BEGIN DATA FOR ANALYSIS

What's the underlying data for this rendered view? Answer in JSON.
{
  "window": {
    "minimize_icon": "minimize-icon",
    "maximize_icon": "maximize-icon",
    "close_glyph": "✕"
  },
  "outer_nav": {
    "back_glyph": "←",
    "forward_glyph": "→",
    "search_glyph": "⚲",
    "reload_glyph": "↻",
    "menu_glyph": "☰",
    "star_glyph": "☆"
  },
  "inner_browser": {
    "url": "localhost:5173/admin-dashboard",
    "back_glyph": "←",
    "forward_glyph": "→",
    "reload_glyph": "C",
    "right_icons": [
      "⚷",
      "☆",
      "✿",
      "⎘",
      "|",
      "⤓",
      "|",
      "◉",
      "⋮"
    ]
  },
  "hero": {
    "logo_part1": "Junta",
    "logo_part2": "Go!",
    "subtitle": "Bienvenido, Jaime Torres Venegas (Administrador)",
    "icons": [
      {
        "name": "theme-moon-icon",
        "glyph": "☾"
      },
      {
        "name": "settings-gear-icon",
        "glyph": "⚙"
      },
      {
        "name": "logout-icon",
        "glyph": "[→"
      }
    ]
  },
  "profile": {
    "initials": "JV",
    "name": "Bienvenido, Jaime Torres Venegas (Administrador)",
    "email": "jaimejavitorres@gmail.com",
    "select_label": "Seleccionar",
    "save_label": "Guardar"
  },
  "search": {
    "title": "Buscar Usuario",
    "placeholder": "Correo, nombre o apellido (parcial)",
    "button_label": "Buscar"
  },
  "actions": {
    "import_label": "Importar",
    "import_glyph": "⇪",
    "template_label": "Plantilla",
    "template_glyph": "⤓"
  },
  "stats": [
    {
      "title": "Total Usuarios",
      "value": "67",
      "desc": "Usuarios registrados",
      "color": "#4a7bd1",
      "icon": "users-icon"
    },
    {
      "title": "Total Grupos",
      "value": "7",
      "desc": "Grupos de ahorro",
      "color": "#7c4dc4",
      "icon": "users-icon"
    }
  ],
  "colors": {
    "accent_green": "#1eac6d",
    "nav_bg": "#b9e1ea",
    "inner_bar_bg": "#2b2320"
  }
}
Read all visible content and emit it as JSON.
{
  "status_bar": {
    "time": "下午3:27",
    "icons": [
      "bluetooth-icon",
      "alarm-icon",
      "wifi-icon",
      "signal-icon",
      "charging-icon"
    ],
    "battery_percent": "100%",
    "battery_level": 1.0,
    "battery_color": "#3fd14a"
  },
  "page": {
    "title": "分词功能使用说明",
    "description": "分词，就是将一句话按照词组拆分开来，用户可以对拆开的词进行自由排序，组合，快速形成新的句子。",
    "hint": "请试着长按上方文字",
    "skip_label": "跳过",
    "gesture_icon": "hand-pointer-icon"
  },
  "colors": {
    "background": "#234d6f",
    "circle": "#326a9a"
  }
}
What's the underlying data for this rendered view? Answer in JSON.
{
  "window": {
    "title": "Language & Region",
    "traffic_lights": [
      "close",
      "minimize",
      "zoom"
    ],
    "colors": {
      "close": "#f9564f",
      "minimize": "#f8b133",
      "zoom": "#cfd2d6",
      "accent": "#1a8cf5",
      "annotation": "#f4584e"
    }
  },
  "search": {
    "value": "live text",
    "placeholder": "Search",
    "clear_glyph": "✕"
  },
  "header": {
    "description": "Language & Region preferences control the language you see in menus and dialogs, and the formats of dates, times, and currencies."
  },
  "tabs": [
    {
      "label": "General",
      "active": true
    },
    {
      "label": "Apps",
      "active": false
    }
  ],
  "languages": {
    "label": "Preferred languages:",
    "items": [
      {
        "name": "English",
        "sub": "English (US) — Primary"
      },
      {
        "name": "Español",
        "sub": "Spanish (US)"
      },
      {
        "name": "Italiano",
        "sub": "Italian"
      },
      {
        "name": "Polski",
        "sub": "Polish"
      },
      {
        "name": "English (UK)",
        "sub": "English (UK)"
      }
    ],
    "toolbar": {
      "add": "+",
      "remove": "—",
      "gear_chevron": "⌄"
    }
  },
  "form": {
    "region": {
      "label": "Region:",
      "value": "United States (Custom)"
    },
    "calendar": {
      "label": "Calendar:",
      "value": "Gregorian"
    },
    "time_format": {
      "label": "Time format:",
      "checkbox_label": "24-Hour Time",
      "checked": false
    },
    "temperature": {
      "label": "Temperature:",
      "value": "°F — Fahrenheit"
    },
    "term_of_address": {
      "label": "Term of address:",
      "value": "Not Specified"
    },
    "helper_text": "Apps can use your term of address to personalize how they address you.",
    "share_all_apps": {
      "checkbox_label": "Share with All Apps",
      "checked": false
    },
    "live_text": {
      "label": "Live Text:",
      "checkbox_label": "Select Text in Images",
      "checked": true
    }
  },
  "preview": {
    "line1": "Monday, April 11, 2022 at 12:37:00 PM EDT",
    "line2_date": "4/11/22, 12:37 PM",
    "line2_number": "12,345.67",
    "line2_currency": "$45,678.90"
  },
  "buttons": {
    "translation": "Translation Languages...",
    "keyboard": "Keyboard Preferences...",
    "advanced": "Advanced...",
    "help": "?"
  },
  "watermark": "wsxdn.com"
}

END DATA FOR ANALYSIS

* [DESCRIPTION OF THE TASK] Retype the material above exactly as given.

* [RESPONSE AREA]
What's the underlying data for this rendered view? Answer in JSON.
{
  "window": {
    "minimize_icon": "minimize-icon",
    "maximize_icon": "maximize-icon",
    "close_glyph": "✕"
  },
  "outer_nav": {
    "back_glyph": "←",
    "forward_glyph": "→",
    "search_glyph": "⚲",
    "reload_glyph": "↻",
    "menu_glyph": "☰",
    "star_glyph": "☆"
  },
  "inner_browser": {
    "url": "localhost:5173/admin-dashboard",
    "back_glyph": "←",
    "forward_glyph": "→",
    "reload_glyph": "C",
    "right_icons": [
      "⚷",
      "☆",
      "✿",
      "⎘",
      "|",
      "⤓",
      "|",
      "◉",
      "⋮"
    ]
  },
  "hero": {
    "logo_part1": "Junta",
    "logo_part2": "Go!",
    "subtitle": "Bienvenido, Jaime Torres Venegas (Administrador)",
    "icons": [
      {
        "name": "theme-moon-icon",
        "glyph": "☾"
      },
      {
        "name": "settings-gear-icon",
        "glyph": "⚙"
      },
      {
        "name": "logout-icon",
        "glyph": "[→"
      }
    ]
  },
  "profile": {
    "initials": "JV",
    "name": "Bienvenido, Jaime Torres Venegas (Administrador)",
    "email": "jaimejavitorres@gmail.com",
    "select_label": "Seleccionar",
    "save_label": "Guardar"
  },
  "search": {
    "title": "Buscar Usuario",
    "placeholder": "Correo, nombre o apellido (parcial)",
    "button_label": "Buscar"
  },
  "actions": {
    "import_label": "Importar",
    "import_glyph": "⇪",
    "template_label": "Plantilla",
    "template_glyph": "⤓"
  },
  "stats": [
    {
      "title": "Total Usuarios",
      "value": "67",
      "desc": "Usuarios registrados",
      "color": "#4a7bd1",
      "icon": "users-icon"
    },
    {
      "title": "Total Grupos",
      "value": "7",
      "desc": "Grupos de ahorro",
      "color": "#7c4dc4",
      "icon": "users-icon"
    }
  ],
  "colors": {
    "accent_green": "#1eac6d",
    "nav_bg": "#b9e1ea",
    "inner_bar_bg": "#2b2320"
  }
}
Read all visible content and emit it as JSON.
{
  "status_bar": {
    "time": "下午3:27",
    "icons": [
      "bluetooth-icon",
      "alarm-icon",
      "wifi-icon",
      "signal-icon",
      "charging-icon"
    ],
    "battery_percent": "100%",
    "battery_level": 1.0,
    "battery_color": "#3fd14a"
  },
  "page": {
    "title": "分词功能使用说明",
    "description": "分词，就是将一句话按照词组拆分开来，用户可以对拆开的词进行自由排序，组合，快速形成新的句子。",
    "hint": "请试着长按上方文字",
    "skip_label": "跳过",
    "gesture_icon": "hand-pointer-icon"
  },
  "colors": {
    "background": "#234d6f",
    "circle": "#326a9a"
  }
}
What's the underlying data for this rendered view? Answer in JSON.
{
  "window": {
    "title": "Language & Region",
    "traffic_lights": [
      "close",
      "minimize",
      "zoom"
    ],
    "colors": {
      "close": "#f9564f",
      "minimize": "#f8b133",
      "zoom": "#cfd2d6",
      "accent": "#1a8cf5",
      "annotation": "#f4584e"
    }
  },
  "search": {
    "value": "live text",
    "placeholder": "Search",
    "clear_glyph": "✕"
  },
  "header": {
    "description": "Language & Region preferences control the language you see in menus and dialogs, and the formats of dates, times, and currencies."
  },
  "tabs": [
    {
      "label": "General",
      "active": true
    },
    {
      "label": "Apps",
      "active": false
    }
  ],
  "languages": {
    "label": "Preferred languages:",
    "items": [
      {
        "name": "English",
        "sub": "English (US) — Primary"
      },
      {
        "name": "Español",
        "sub": "Spanish (US)"
      },
      {
        "name": "Italiano",
        "sub": "Italian"
      },
      {
        "name": "Polski",
        "sub": "Polish"
      },
      {
        "name": "English (UK)",
        "sub": "English (UK)"
      }
    ],
    "toolbar": {
      "add": "+",
      "remove": "—",
      "gear_chevron": "⌄"
    }
  },
  "form": {
    "region": {
      "label": "Region:",
      "value": "United States (Custom)"
    },
    "calendar": {
      "label": "Calendar:",
      "value": "Gregorian"
    },
    "time_format": {
      "label": "Time format:",
      "checkbox_label": "24-Hour Time",
      "checked": false
    },
    "temperature": {
      "label": "Temperature:",
      "value": "°F — Fahrenheit"
    },
    "term_of_address": {
      "label": "Term of address:",
      "value": "Not Specified"
    },
    "helper_text": "Apps can use your term of address to personalize how they address you.",
    "share_all_apps": {
      "checkbox_label": "Share with All Apps",
      "checked": false
    },
    "live_text": {
      "label": "Live Text:",
      "checkbox_label": "Select Text in Images",
      "checked": true
    }
  },
  "preview": {
    "line1": "Monday, April 11, 2022 at 12:37:00 PM EDT",
    "line2_date": "4/11/22, 12:37 PM",
    "line2_number": "12,345.67",
    "line2_currency": "$45,678.90"
  },
  "buttons": {
    "translation": "Translation Languages...",
    "keyboard": "Keyboard Preferences...",
    "advanced": "Advanced...",
    "help": "?"
  },
  "watermark": "wsxdn.com"
}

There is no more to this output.